(old handwriting: "from Aunt Net Scott, written after Mary's death~' died Aug. 4, 1885 from childbirth (septicemia) of Alden Eaton White born May 25. Perley was Mary's husband who lived for awhile after her death with the Howe's in Danvers. Tana
Clinton, Jan 16th, 1886
Dear Oda,
It is almost night and I have my week's housework done all but washing the milk pails.
Uncle George sits in the rocking chair reading. He is very unwell. Charlie and Charlie Wilkins are out milking. My old gray cat stands by me with his hands on my knee thinking it strange, I guess, for me to have my work done before dark. It is not very cold but the wind blows and the snow flies like a blizzard. Charlie Wilkins has been here a few weeks helping Cha's do chores and Uncle Geo. has not been able to do anything for three weeks.

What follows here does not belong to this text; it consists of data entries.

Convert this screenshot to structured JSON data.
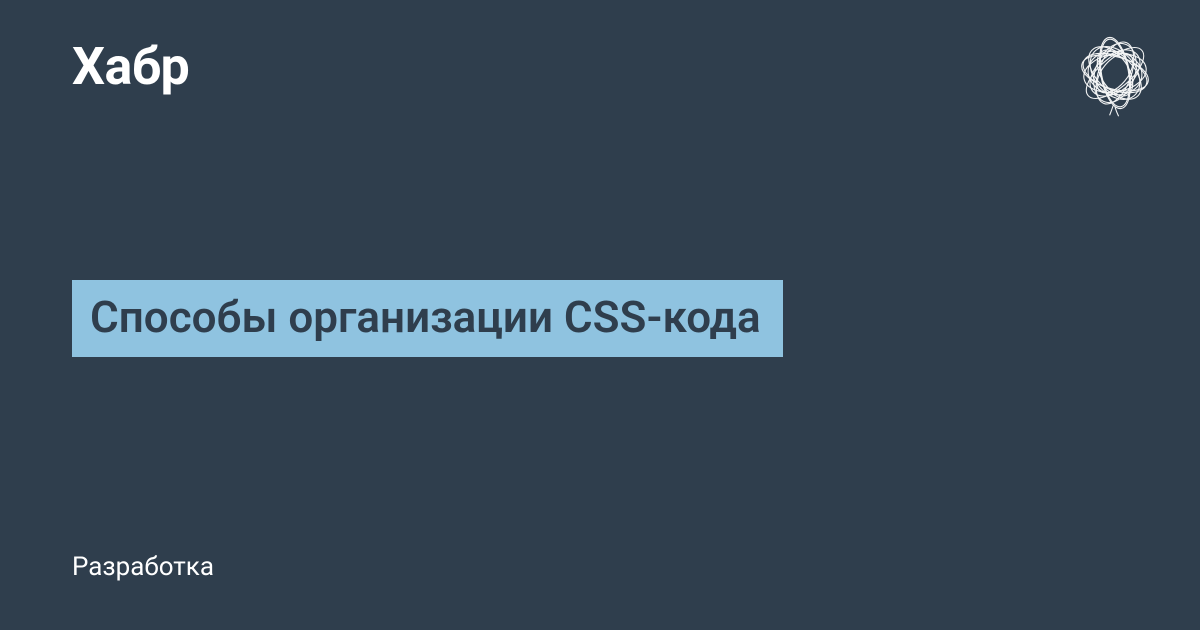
{
  "header": {
    "logo": "Хабр"
  },
  "article": {
    "title": "Способы организации CSS-кода",
    "category": "Разработка"
  },
  "colors": {
    "background": "#2f3e4d",
    "highlight": "#8fc3e0",
    "text_light": "#ffffff"
  }
}
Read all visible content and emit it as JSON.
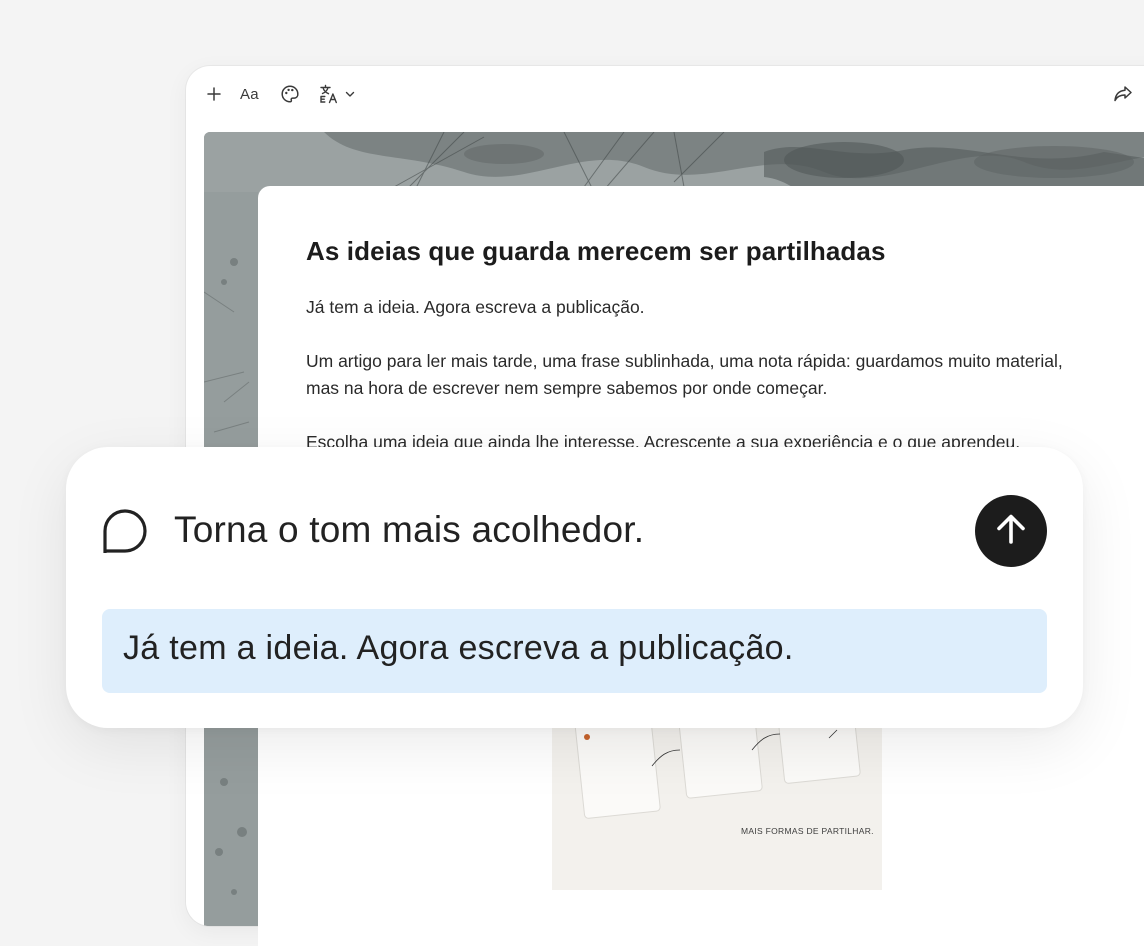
{
  "toolbar": {
    "format_label": "Aa",
    "icons": [
      "plus-icon",
      "palette-icon",
      "translate-icon",
      "chevron-down-icon",
      "share-icon"
    ]
  },
  "document": {
    "title": "As ideias que guarda merecem ser partilhadas",
    "paragraphs": [
      "Já tem a ideia. Agora escreva a publicação.",
      "Um artigo para ler mais tarde, uma frase sublinhada, uma nota rápida: guardamos muito material, mas na hora de escrever nem sempre sabemos por onde começar.",
      "Escolha uma ideia que ainda lhe interesse. Acrescente a sua experiência e o que aprendeu,"
    ],
    "preview_caption": "MAIS FORMAS DE PARTILHAR."
  },
  "prompt": {
    "text": "Torna o tom mais acolhedor.",
    "icon": "chat-bubble-icon",
    "send_icon": "arrow-up-icon",
    "selected_text": "Já tem a ideia. Agora escreva a publicação."
  },
  "colors": {
    "background": "#f4f4f4",
    "selection_highlight": "#deeefc",
    "send_button": "#1c1c1c",
    "accent_dot": "#c8642e"
  }
}
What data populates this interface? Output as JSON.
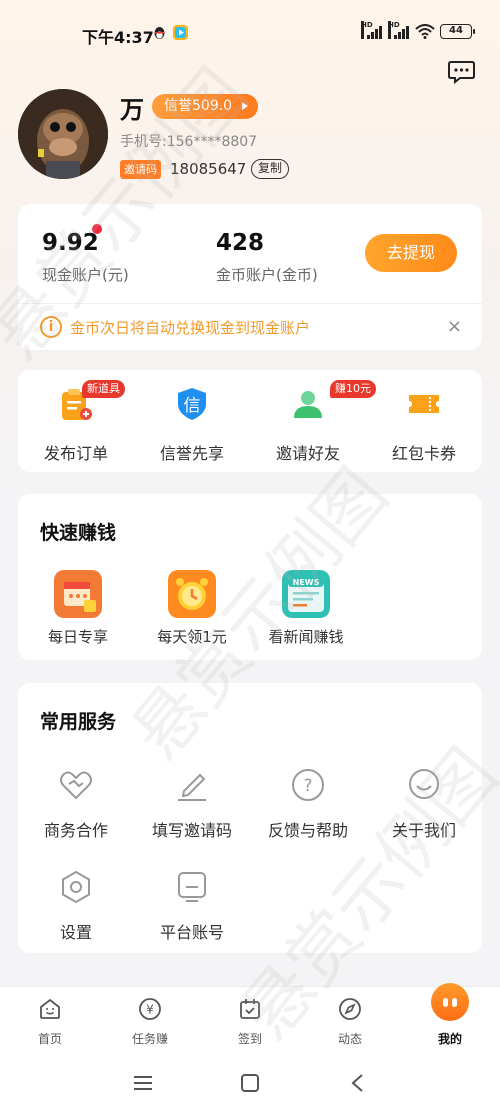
{
  "status_bar": {
    "time": "下午4:37",
    "signal1_label": "HD",
    "signal2_label": "HD",
    "battery": "44"
  },
  "profile": {
    "name": "万",
    "credit_label": "信誉509.0",
    "phone": "手机号:156****8807",
    "invite_tag": "邀请码",
    "invite_code": "18085647",
    "copy_label": "复制"
  },
  "account": {
    "cash_value": "9.92",
    "cash_label": "现金账户(元)",
    "coin_value": "428",
    "coin_label": "金币账户(金币)",
    "withdraw_label": "去提现",
    "notice": "金币次日将自动兑换现金到现金账户",
    "notice_icon": "i",
    "notice_close": "×"
  },
  "tools": [
    {
      "label": "发布订单",
      "badge": "新道具",
      "icon": "order-icon",
      "color": "#f9a21a"
    },
    {
      "label": "信誉先享",
      "badge": "",
      "icon": "credit-shield-icon",
      "color": "#1f8ff0"
    },
    {
      "label": "邀请好友",
      "badge": "赚10元",
      "icon": "invite-friend-icon",
      "color": "#3cc26e"
    },
    {
      "label": "红包卡券",
      "badge": "",
      "icon": "coupon-icon",
      "color": "#f9a21a"
    }
  ],
  "quick_earn": {
    "title": "快速赚钱",
    "items": [
      {
        "label": "每日专享",
        "icon": "calendar-gift-icon"
      },
      {
        "label": "每天领1元",
        "icon": "alarm-clock-icon"
      },
      {
        "label": "看新闻赚钱",
        "icon": "news-icon",
        "icon_text": "NEWS"
      }
    ]
  },
  "services": {
    "title": "常用服务",
    "items": [
      {
        "label": "商务合作",
        "icon": "handshake-heart-icon"
      },
      {
        "label": "填写邀请码",
        "icon": "pencil-icon"
      },
      {
        "label": "反馈与帮助",
        "icon": "help-icon",
        "icon_text": "?"
      },
      {
        "label": "关于我们",
        "icon": "chat-bubble-icon"
      },
      {
        "label": "设置",
        "icon": "settings-hex-icon"
      },
      {
        "label": "平台账号",
        "icon": "account-tablet-icon"
      }
    ]
  },
  "bottom_nav": [
    {
      "label": "首页",
      "icon": "home-smile-icon",
      "active": false
    },
    {
      "label": "任务赚",
      "icon": "yen-coin-icon",
      "icon_text": "¥",
      "active": false
    },
    {
      "label": "签到",
      "icon": "calendar-check-icon",
      "active": false
    },
    {
      "label": "动态",
      "icon": "compass-icon",
      "active": false
    },
    {
      "label": "我的",
      "icon": "mine-face-icon",
      "active": true
    }
  ],
  "colors": {
    "accent_orange": "#ff8a1a",
    "notice_orange": "#f39a2a",
    "badge_red": "#e8382c",
    "dot_red": "#f0283c"
  },
  "watermark": "悬赏示例图"
}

He is very small and seems afraid to speak or move. Mr. Kelly has just called with our mail and says Mr. Coan is dead. He had not been home from a drive in the country more than ten minutes when he died, apoplexy. Capt. Dick Lzand has sold his place. I do not know where he is going. George Morris has had a daughter but it only lived a few days. I pity his wife. He is an unprincipled dirty scamp. They live up on the seed farm. Mr. Morris owns it. Aunt Han. has been real sick with growing sore throat and does not seem to get over it. She is able to be about but not to do her work. I rec'd baby's picture Wed'y night. Dear little boy. (speaking of Alden) Please kiss his lips and his hair where the light shines on it for me.
We rec'd a very agreeable surprise in the visit from cousin George and Perley. [George Howe Peabody, 50 & Alden Perley White, 31] There seems something very genuine about Perley. I wished he could stay till we could get better accquainted with him. Did you have a pleasant journey home from Janesville? How much I thought about your getting home, how glad you and Daisy and Georgie would be to see each other but how you would miss that other dear welcome that had always greeted you, how many things you would think to tell her things that would awaken her warm sympathy, or her keen sense of humor, how the deep, deep, pain would be so hard to bear and how my heart ached for you my darling. How much you all are in my thoughts but I fear you think I do not give much evidence of it, by the way I do not answer letters --- but writing has grown to be such a task to me that I write 'tomorrow'.
I believe I have answered yours and Daisy's letters to??[Annie] mostly though to one of you is to all.
But I think of her so much in the still hours of night when sleep brings peace and rest to young hearts, but to her the great sorrow steals in with the silence driving sleep and health away, and I so long to help her. But I feel that God has spared her great comfort in her remaining children for I know that you do all you can to comfort her. You must be very careful of your health, I think being out in the bright days is good for you all. Kiss the Dainty Darling and that boy that I want to see more than any other in the world for their Aunt Net.
I cannot tell you how much good your letters do me, do us all for we love to talk about you just as if time and distance had never separated us. I hope we shall see you next summer. Sunday morning mercury 10 degrees below. Last night at nearly bedtime Bert [Jones, 19] came in, walked out in the snow and storm alone. He is a good boy. Aunt Han is better. As ever,
your loving Aunt